In re Beeman, 235 B.R. 519 (Bankr. D.N.H. 1999) (denying creditor’s motion for relief from the automatic stay after finding that the debtors still had the right to cure and reinstate their home mortgage pursuant to 11 U.S.C. § 1322(c)(1) following a foreclosure auction but before the foreclosure sale was complete, and noting that § 1322(c)(1), as added by the Bankruptcy Reform Act of 1994, statutorily reverses the holding of In re Hazleton, 137 B.R. 560 (Bankr. D.N.H. 1992) as applied to Chapter 13 debtors).

Judge v. Lomas (In re Judge), 1999 BNH 022 (awarding sanctions under FRBP 7037 and FRCP 37(a)(4)(A) upon defendants’ motion to compel discovery for plaintiffs’ failure to timely and to adequately respond to defendants’ interrogatories).

Erricola v. Gaudette (In re Gaudette), 240 B.R. 649 (Bankr.
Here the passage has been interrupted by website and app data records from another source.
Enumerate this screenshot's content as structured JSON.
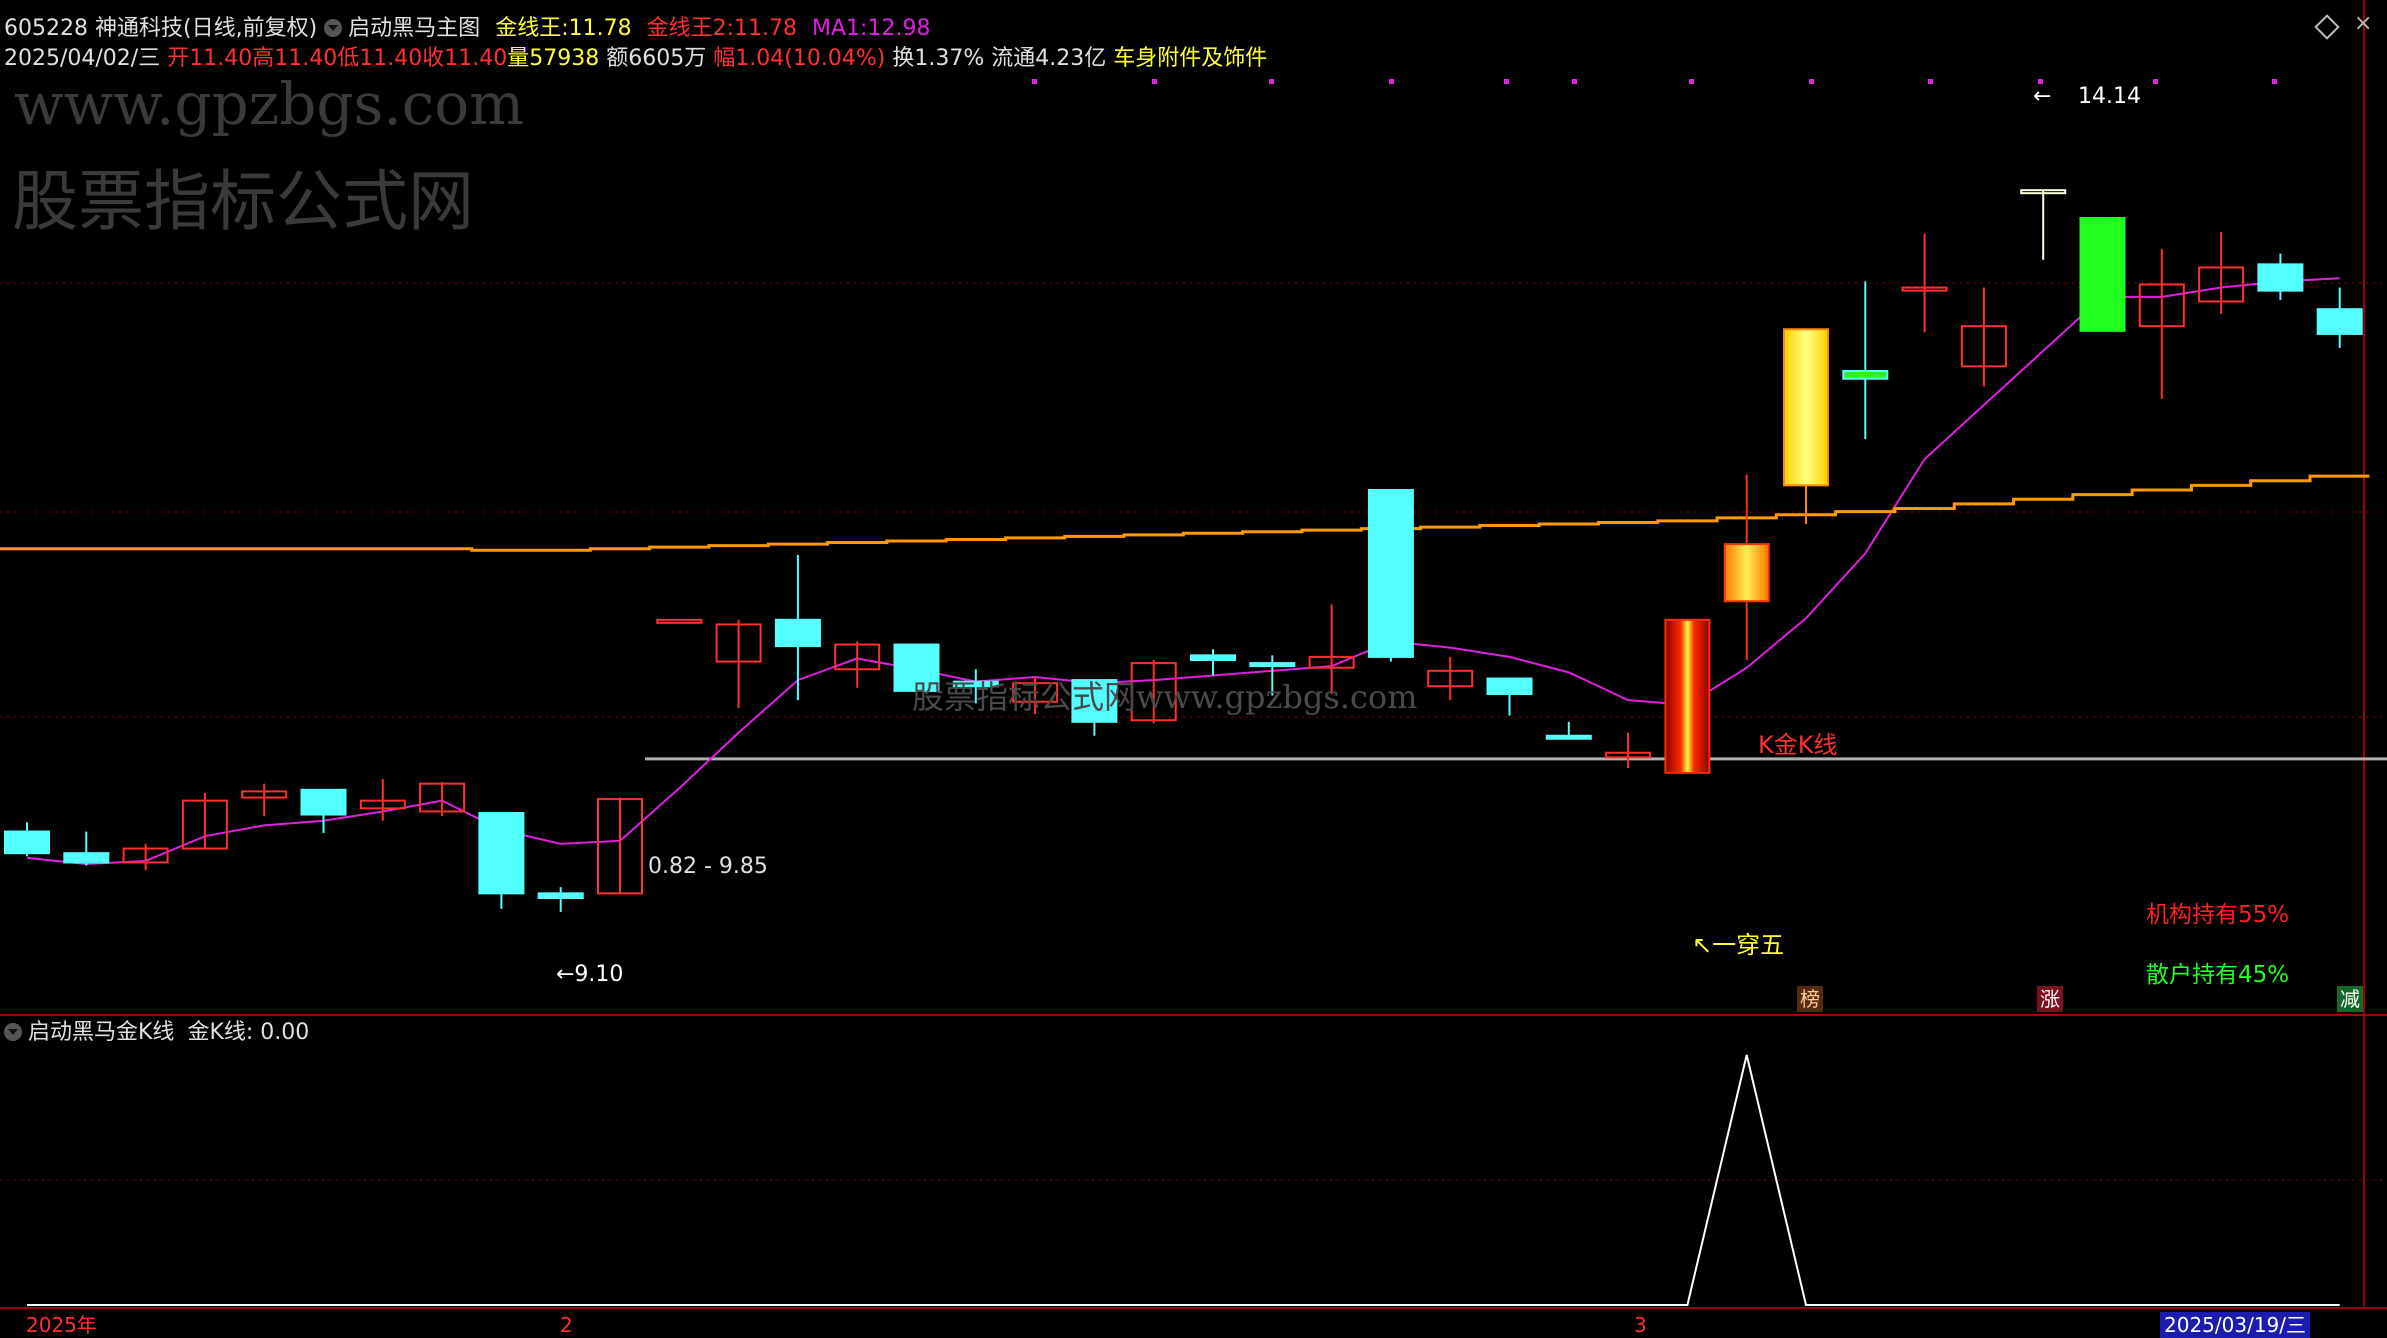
{
  "colors": {
    "up": "#ff3030",
    "down": "#54ffff",
    "ma1": "#e020e0",
    "gold_line": "#ff9900",
    "grid": "#8b0000",
    "support": "#b0b0b0",
    "label_yellow": "#ffff33",
    "label_red": "#ff2020",
    "label_green": "#20ff20"
  },
  "header": {
    "code": "605228",
    "name": "神通科技",
    "period": "(日线,前复权)",
    "indicator": "启动黑马主图",
    "jxw_label": "金线王:",
    "jxw_value": "11.78",
    "jxw2_label": "金线王2:",
    "jxw2_value": "11.78",
    "ma1_label": "MA1:",
    "ma1_value": "12.98",
    "line2": {
      "date": "2025/04/02/三",
      "open_label": "开",
      "open": "11.40",
      "high_label": "高",
      "high": "11.40",
      "low_label": "低",
      "low": "11.40",
      "close_label": "收",
      "close": "11.40",
      "vol_label": "量",
      "vol": "57938",
      "amt_label": "额",
      "amt": "6605万",
      "chg_label": "幅",
      "chg": "1.04(10.04%)",
      "turn_label": "换",
      "turn": "1.37%",
      "float_label": "流通",
      "float": "4.23亿",
      "sector": "车身附件及饰件"
    }
  },
  "watermarks": {
    "url": "www.gpzbgs.com",
    "site": "股票指标公式网",
    "center": "股票指标公式网www.gpzbgs.com"
  },
  "labels": {
    "high_price": "14.14",
    "low_price": "←9.10",
    "range": "0.82 - 9.85",
    "kline": "K金K线",
    "chuanwu": "↖一穿五",
    "inst": "机构持有55%",
    "retail": "散户持有45%",
    "tag_bang": "榜",
    "tag_zhang": "涨",
    "tag_jian": "减"
  },
  "sub": {
    "indicator": "启动黑马金K线",
    "value_label": "金K线:",
    "value": "0.00"
  },
  "axis": {
    "labels": [
      "2025年",
      "2",
      "3"
    ],
    "cursor_date": "2025/03/19/三"
  },
  "chart_data": [
    {
      "type": "candlestick",
      "ylim": [
        8.9,
        14.4
      ],
      "candles": [
        {
          "o": 9.99,
          "h": 10.05,
          "l": 9.83,
          "c": 9.85,
          "style": "down"
        },
        {
          "o": 9.85,
          "h": 9.99,
          "l": 9.77,
          "c": 9.79,
          "style": "down"
        },
        {
          "o": 9.79,
          "h": 9.91,
          "l": 9.74,
          "c": 9.88,
          "style": "up"
        },
        {
          "o": 9.88,
          "h": 10.24,
          "l": 9.88,
          "c": 10.19,
          "style": "up"
        },
        {
          "o": 10.21,
          "h": 10.3,
          "l": 10.09,
          "c": 10.25,
          "style": "up"
        },
        {
          "o": 10.26,
          "h": 10.26,
          "l": 9.98,
          "c": 10.1,
          "style": "down"
        },
        {
          "o": 10.14,
          "h": 10.33,
          "l": 10.06,
          "c": 10.19,
          "style": "up"
        },
        {
          "o": 10.12,
          "h": 10.31,
          "l": 10.09,
          "c": 10.3,
          "style": "up"
        },
        {
          "o": 10.11,
          "h": 10.11,
          "l": 9.49,
          "c": 9.59,
          "style": "down"
        },
        {
          "o": 9.59,
          "h": 9.63,
          "l": 9.47,
          "c": 9.56,
          "style": "down"
        },
        {
          "o": 9.59,
          "h": 10.21,
          "l": 9.59,
          "c": 10.2,
          "style": "up"
        },
        {
          "o": 11.36,
          "h": 11.36,
          "l": 11.36,
          "c": 11.36,
          "style": "up"
        },
        {
          "o": 11.09,
          "h": 11.36,
          "l": 10.79,
          "c": 11.33,
          "style": "up"
        },
        {
          "o": 11.36,
          "h": 11.78,
          "l": 10.84,
          "c": 11.19,
          "style": "down"
        },
        {
          "o": 11.04,
          "h": 11.22,
          "l": 10.92,
          "c": 11.2,
          "style": "up"
        },
        {
          "o": 11.2,
          "h": 11.2,
          "l": 10.87,
          "c": 10.9,
          "style": "down"
        },
        {
          "o": 10.96,
          "h": 11.04,
          "l": 10.82,
          "c": 10.93,
          "style": "down"
        },
        {
          "o": 10.83,
          "h": 10.99,
          "l": 10.75,
          "c": 10.95,
          "style": "up"
        },
        {
          "o": 10.97,
          "h": 10.97,
          "l": 10.61,
          "c": 10.7,
          "style": "down"
        },
        {
          "o": 10.71,
          "h": 11.1,
          "l": 10.69,
          "c": 11.08,
          "style": "up"
        },
        {
          "o": 11.13,
          "h": 11.17,
          "l": 11.0,
          "c": 11.1,
          "style": "down"
        },
        {
          "o": 11.08,
          "h": 11.13,
          "l": 10.87,
          "c": 11.07,
          "style": "down"
        },
        {
          "o": 11.05,
          "h": 11.46,
          "l": 10.88,
          "c": 11.12,
          "style": "up"
        },
        {
          "o": 12.2,
          "h": 12.2,
          "l": 11.09,
          "c": 11.12,
          "style": "down"
        },
        {
          "o": 10.93,
          "h": 11.12,
          "l": 10.84,
          "c": 11.03,
          "style": "up"
        },
        {
          "o": 10.88,
          "h": 10.98,
          "l": 10.74,
          "c": 10.98,
          "style": "down"
        },
        {
          "o": 10.6,
          "h": 10.7,
          "l": 10.6,
          "c": 10.61,
          "style": "down"
        },
        {
          "o": 10.5,
          "h": 10.63,
          "l": 10.4,
          "c": 10.47,
          "style": "up"
        },
        {
          "o": 10.37,
          "h": 11.36,
          "l": 10.37,
          "c": 11.36,
          "style": "gold_k"
        },
        {
          "o": 11.85,
          "h": 12.3,
          "l": 11.1,
          "c": 11.48,
          "style": "gold_k"
        },
        {
          "o": 12.23,
          "h": 12.23,
          "l": 11.98,
          "c": 13.24,
          "style": "yellow_k"
        },
        {
          "o": 12.97,
          "h": 13.55,
          "l": 12.53,
          "c": 12.92,
          "style": "up_green"
        },
        {
          "o": 13.49,
          "h": 13.86,
          "l": 13.22,
          "c": 13.51,
          "style": "up"
        },
        {
          "o": 13.0,
          "h": 13.51,
          "l": 12.87,
          "c": 13.26,
          "style": "up"
        },
        {
          "o": 14.14,
          "h": 14.14,
          "l": 13.69,
          "c": 14.14,
          "style": "up_pale"
        },
        {
          "o": 13.96,
          "h": 13.96,
          "l": 13.23,
          "c": 13.23,
          "style": "down_green"
        },
        {
          "o": 13.53,
          "h": 13.76,
          "l": 12.79,
          "c": 13.26,
          "style": "up"
        },
        {
          "o": 13.64,
          "h": 13.87,
          "l": 13.34,
          "c": 13.42,
          "style": "up"
        },
        {
          "o": 13.49,
          "h": 13.73,
          "l": 13.43,
          "c": 13.66,
          "style": "down"
        },
        {
          "o": 13.37,
          "h": 13.51,
          "l": 13.12,
          "c": 13.21,
          "style": "down"
        }
      ],
      "ma1": [
        9.82,
        9.78,
        9.8,
        9.96,
        10.03,
        10.06,
        10.12,
        10.19,
        10.0,
        9.91,
        9.93,
        10.27,
        10.63,
        10.97,
        11.11,
        11.04,
        10.96,
        10.99,
        10.95,
        10.97,
        11.0,
        11.03,
        11.06,
        11.22,
        11.18,
        11.12,
        11.02,
        10.84,
        10.81,
        11.05,
        11.37,
        11.79,
        12.4,
        12.75,
        13.1,
        13.45,
        13.45,
        13.51,
        13.55,
        13.57,
        13.6,
        13.35
      ],
      "gold_line": [
        11.82,
        11.82,
        11.82,
        11.82,
        11.82,
        11.82,
        11.82,
        11.82,
        11.81,
        11.81,
        11.82,
        11.83,
        11.84,
        11.85,
        11.86,
        11.87,
        11.88,
        11.89,
        11.9,
        11.91,
        11.92,
        11.93,
        11.94,
        11.95,
        11.96,
        11.97,
        11.98,
        11.99,
        12.0,
        12.02,
        12.04,
        12.06,
        12.08,
        12.11,
        12.14,
        12.17,
        12.2,
        12.23,
        12.26,
        12.29
      ],
      "support": 10.46
    },
    {
      "type": "line",
      "series": [
        {
          "values": [
            0,
            0,
            0,
            0,
            0,
            0,
            0,
            0,
            0,
            0,
            0,
            0,
            0,
            0,
            0,
            0,
            0,
            0,
            0,
            0,
            0,
            0,
            0,
            0,
            0,
            0,
            0,
            0,
            0,
            1,
            0,
            0,
            0,
            0,
            0,
            0,
            0,
            0,
            0,
            0
          ]
        }
      ],
      "ylim": [
        0,
        1
      ]
    }
  ]
}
D.N.H. 1999) (holding that a certain pension plan, the “OFSPPT,” was not a pension plan subject to ERISA and was therefore property of the estate under section 541 of the Bankruptcy Code; also holding that the Defendant was not entitled to any of the pension funds under the predecessor plan, the “GAIPPT,” (the funds of which were transferred to the OFSPPT) to which he may have been entitled prior to becoming an “employer” under 29 U.S.C.A. § 1002(5) (1994) as described in the Court’s memorandum opinion).

Ford v. Ballard (In re Manter Corp.), 1999 BNH 020 (granting the Plaintiff’s partial motion for summary judgment against one of the Defendants, the City of Manchester, because the real estate taxes and water and sewer charges had been paid in full).
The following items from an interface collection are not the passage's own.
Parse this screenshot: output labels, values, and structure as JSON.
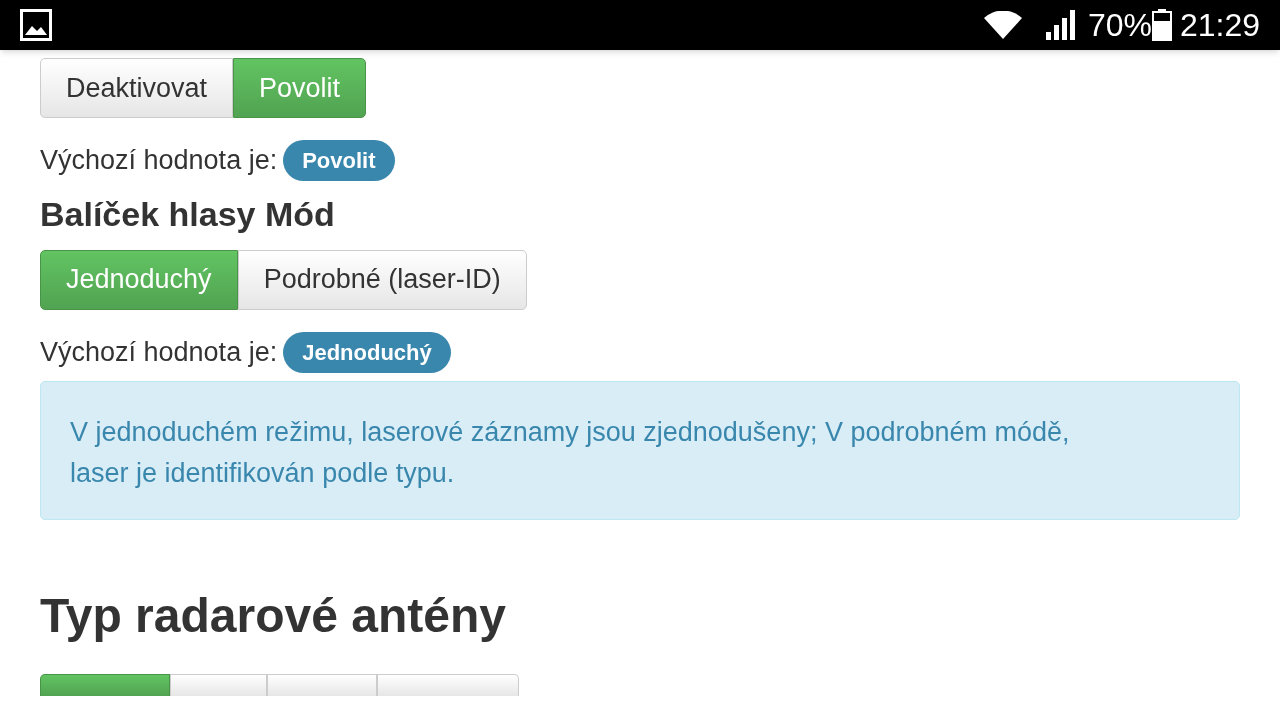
{
  "status_bar": {
    "battery_percent": "70%",
    "time": "21:29"
  },
  "sections": [
    {
      "kind": "toggle",
      "options": [
        {
          "label": "Deaktivovat",
          "selected": false
        },
        {
          "label": "Povolit",
          "selected": true
        }
      ],
      "default_label": "Výchozí hodnota je:",
      "default_value": "Povolit"
    },
    {
      "kind": "toggle",
      "heading": "Balíček hlasy Mód",
      "options": [
        {
          "label": "Jednoduchý",
          "selected": true
        },
        {
          "label": "Podrobné (laser-ID)",
          "selected": false
        }
      ],
      "default_label": "Výchozí hodnota je:",
      "default_value": "Jednoduchý"
    },
    {
      "kind": "info",
      "text": "V jednoduchém režimu, laserové záznamy jsou zjednodušeny; V podrobném módě, laser je identifikován podle typu."
    },
    {
      "kind": "cutoff",
      "heading": "Typ radarové antény",
      "options": [
        {
          "selected": true
        },
        {
          "selected": false
        },
        {
          "selected": false
        },
        {
          "selected": false
        }
      ]
    }
  ]
}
Duggan v. Almeder (In re Almeder), 1999 BNH 017 (finding that the requirements under section 523(a)(2)(A) were met since the Plaintiffs’ testimony was credible and the Defendant did not produce any evidence to refute the premise that his representations were false).

In re Hurt, 234 B.R. 1 (Bankr. D.N.H. 1999) (holding that as a matter of law an attorney in fact can commence a bankruptcy case under a power of attorney so long as the debtor qualifies as a debtor under 11 U.S.C. § 109, the commencement of the bankruptcy case is within the scope of authority granted by the power of attorney, and such action by the attorney in fact does not constitute the practice of law and further holding that certain minimum procedural requirements must be met to insure that the filing is proper in a particular case).

Mulligan v. United States (In re Mulligan), 234 B.R. 229 (Bankr. D.N.H. 1999) (granting the Defendant’s motion for summary judgment and denying the Plaintiff’s cross-motion for summary judgment; holding that: (1) under 26 U.S.C. §§ 6321 and 6322, the Defendant’s validly perfected lien on the Plaintiff’s real property subsisted even though the Plaintiff’s personal liability on the lien was discharged through the bankruptcy; (2) only a trustee may bring an avoidance action under section 545(2); and (3) although a debtor has limited power under section 522(h) to avoid liens on non-exempt personal property, the Plaintiff could not avoid the Defendant’s tax liens because section 522(c)(2)(B) clearly states that property exempted from the estate remains subject to tax liens).